Work instructions:
What is the number of lines in the data below that contain "text"? Reply with the number only.

---- Material provided

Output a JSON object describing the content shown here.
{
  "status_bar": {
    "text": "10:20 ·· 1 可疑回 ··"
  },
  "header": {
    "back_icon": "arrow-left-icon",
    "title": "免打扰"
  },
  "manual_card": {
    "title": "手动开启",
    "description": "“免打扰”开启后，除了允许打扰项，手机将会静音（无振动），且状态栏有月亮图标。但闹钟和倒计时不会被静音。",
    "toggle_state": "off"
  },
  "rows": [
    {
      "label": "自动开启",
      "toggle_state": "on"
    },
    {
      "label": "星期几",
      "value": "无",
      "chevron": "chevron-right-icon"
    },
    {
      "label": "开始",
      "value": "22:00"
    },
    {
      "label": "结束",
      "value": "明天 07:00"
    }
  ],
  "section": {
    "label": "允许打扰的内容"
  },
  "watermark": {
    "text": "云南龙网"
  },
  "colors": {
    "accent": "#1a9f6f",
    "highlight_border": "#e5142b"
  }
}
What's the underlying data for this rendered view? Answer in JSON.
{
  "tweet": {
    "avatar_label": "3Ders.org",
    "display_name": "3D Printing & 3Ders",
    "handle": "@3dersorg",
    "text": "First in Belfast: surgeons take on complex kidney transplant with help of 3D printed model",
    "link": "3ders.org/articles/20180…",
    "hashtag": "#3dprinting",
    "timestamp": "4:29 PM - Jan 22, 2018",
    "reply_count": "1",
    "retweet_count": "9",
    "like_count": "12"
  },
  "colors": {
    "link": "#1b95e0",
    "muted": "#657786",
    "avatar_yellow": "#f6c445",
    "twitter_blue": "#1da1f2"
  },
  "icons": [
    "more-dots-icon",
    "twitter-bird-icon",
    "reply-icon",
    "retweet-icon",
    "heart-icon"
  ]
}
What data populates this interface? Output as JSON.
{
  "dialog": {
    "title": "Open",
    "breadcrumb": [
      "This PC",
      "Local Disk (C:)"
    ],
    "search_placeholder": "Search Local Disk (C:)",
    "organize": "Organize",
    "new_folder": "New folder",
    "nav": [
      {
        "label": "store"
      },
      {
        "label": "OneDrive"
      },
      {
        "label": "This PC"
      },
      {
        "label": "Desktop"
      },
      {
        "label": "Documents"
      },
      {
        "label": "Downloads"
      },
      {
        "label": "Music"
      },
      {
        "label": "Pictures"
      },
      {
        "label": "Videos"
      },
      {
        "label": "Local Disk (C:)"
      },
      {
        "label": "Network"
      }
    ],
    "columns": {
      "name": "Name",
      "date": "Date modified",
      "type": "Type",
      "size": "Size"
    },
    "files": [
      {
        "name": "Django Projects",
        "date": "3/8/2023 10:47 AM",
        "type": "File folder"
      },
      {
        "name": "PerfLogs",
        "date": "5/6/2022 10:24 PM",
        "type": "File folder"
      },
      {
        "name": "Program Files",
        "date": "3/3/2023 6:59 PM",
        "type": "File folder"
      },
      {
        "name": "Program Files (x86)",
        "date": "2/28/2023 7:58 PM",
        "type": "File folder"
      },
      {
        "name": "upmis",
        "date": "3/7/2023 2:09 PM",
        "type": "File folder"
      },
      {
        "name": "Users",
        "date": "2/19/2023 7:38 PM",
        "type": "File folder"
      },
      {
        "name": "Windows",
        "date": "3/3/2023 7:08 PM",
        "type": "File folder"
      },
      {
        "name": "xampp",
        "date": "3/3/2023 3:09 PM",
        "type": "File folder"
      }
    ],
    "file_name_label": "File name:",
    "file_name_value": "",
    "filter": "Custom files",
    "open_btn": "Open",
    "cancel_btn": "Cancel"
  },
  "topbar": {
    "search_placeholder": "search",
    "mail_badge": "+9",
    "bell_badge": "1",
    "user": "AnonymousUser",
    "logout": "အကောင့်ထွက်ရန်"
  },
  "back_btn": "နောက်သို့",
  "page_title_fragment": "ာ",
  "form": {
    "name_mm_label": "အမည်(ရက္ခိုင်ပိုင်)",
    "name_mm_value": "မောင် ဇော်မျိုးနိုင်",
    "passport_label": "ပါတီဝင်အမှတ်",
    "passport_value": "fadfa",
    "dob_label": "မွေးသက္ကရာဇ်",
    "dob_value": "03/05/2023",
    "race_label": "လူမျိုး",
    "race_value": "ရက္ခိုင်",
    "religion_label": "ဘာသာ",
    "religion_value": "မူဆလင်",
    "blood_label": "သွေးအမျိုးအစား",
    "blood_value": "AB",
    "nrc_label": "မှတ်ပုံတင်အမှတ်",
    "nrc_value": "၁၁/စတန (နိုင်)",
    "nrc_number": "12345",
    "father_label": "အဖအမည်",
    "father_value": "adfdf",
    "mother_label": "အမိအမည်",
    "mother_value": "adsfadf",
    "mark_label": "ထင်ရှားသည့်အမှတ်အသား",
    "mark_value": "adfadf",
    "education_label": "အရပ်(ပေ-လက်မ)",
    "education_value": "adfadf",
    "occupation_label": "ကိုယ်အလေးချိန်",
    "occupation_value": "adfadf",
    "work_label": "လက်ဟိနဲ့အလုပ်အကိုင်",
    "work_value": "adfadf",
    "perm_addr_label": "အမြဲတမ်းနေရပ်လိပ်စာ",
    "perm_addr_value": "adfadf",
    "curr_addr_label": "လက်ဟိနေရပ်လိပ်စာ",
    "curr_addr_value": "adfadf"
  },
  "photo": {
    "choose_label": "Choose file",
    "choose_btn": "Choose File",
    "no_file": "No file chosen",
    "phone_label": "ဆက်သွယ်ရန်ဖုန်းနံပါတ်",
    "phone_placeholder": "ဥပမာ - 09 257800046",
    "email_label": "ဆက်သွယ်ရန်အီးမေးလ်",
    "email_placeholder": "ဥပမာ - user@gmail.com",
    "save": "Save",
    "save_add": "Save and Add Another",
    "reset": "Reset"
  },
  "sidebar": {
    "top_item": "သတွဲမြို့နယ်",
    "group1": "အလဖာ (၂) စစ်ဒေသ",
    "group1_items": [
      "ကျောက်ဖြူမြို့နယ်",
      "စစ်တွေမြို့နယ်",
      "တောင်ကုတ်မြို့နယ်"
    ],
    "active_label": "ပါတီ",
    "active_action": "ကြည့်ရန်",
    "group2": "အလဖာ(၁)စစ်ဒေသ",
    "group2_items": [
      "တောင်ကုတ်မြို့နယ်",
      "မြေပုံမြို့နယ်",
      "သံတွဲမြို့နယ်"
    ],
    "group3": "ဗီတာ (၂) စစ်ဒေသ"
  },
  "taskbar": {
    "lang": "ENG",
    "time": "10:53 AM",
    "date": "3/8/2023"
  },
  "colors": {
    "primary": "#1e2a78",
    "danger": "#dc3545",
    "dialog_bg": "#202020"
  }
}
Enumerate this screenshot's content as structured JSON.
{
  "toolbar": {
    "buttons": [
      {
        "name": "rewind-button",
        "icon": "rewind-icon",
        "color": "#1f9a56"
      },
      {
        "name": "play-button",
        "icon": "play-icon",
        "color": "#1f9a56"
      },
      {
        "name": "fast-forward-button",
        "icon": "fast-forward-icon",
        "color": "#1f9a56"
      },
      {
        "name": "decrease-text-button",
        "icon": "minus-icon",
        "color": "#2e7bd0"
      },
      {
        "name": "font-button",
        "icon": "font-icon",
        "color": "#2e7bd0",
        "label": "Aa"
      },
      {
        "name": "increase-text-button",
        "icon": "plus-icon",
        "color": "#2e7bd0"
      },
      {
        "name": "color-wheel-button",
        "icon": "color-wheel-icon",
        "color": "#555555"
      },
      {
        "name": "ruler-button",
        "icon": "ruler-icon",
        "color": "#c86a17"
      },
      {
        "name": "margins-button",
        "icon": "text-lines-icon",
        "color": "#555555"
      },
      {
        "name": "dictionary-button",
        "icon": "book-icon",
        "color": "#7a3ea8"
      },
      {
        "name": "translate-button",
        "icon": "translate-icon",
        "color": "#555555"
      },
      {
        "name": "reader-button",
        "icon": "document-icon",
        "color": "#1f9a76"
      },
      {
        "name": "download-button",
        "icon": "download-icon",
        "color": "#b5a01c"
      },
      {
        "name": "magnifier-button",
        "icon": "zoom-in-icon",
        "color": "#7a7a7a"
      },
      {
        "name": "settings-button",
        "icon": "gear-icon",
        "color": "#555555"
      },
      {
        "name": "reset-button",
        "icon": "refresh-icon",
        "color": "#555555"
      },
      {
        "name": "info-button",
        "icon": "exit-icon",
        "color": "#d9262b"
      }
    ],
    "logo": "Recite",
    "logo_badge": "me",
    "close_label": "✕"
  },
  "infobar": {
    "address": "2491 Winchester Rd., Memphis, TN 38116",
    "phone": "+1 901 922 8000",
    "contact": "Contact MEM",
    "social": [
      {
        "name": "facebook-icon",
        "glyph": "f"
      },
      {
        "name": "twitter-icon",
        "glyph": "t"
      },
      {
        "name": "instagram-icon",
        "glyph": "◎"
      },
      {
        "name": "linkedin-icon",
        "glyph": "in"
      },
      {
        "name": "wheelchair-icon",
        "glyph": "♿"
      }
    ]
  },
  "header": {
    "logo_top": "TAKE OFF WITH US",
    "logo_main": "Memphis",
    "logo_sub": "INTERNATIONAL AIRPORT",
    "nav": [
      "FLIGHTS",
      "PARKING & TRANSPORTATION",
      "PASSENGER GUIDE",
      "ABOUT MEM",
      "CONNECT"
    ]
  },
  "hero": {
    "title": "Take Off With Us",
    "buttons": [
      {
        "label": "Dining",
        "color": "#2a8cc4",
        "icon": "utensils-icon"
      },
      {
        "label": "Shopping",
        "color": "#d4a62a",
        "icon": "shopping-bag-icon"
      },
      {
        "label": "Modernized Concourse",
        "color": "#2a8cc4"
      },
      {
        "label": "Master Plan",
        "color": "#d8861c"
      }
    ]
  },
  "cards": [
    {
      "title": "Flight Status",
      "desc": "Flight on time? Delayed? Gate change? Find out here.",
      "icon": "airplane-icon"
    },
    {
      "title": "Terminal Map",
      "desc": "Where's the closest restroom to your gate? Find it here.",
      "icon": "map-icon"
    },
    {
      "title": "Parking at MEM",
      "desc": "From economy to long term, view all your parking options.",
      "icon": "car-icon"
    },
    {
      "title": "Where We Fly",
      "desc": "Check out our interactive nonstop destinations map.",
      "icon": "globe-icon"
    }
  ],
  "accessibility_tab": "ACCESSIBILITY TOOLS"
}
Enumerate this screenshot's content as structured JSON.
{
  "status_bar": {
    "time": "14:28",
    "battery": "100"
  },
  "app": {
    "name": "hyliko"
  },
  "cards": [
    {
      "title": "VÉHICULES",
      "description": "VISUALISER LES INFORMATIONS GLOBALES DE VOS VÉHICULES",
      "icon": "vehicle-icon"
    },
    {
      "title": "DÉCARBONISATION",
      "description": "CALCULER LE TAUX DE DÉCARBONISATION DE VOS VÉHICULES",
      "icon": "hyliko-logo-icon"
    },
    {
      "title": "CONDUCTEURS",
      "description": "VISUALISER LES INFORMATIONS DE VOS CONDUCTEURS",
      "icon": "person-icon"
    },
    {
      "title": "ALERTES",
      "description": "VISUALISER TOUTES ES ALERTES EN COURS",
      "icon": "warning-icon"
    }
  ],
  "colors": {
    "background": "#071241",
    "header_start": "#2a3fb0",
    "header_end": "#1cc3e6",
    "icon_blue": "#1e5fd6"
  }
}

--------

Written response:
6